What to produce
Return every line from the records below in which the word "label" is found.

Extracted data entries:
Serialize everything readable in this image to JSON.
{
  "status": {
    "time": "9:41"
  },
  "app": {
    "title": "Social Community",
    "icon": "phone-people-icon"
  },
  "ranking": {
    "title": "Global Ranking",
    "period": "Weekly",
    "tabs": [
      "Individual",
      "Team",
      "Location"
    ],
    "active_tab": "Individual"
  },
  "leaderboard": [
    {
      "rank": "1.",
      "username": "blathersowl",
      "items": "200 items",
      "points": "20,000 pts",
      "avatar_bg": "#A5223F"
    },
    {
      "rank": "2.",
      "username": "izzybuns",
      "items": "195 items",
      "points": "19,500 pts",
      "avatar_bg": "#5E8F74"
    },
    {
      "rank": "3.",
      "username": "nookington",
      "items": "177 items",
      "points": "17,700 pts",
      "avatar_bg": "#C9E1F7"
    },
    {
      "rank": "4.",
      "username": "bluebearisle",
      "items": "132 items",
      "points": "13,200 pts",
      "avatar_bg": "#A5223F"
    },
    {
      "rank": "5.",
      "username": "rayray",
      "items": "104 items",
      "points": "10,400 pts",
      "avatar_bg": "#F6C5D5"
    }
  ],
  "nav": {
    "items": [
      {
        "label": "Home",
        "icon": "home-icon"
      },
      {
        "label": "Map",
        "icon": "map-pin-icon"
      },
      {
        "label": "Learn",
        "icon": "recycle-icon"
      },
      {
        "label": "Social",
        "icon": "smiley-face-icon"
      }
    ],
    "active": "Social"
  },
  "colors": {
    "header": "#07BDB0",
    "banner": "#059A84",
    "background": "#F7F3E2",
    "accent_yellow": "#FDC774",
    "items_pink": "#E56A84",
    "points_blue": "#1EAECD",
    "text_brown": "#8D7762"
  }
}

Answer area
        "label": "Home",
        "label": "Map",
        "label": "Learn",
        "label": "Social",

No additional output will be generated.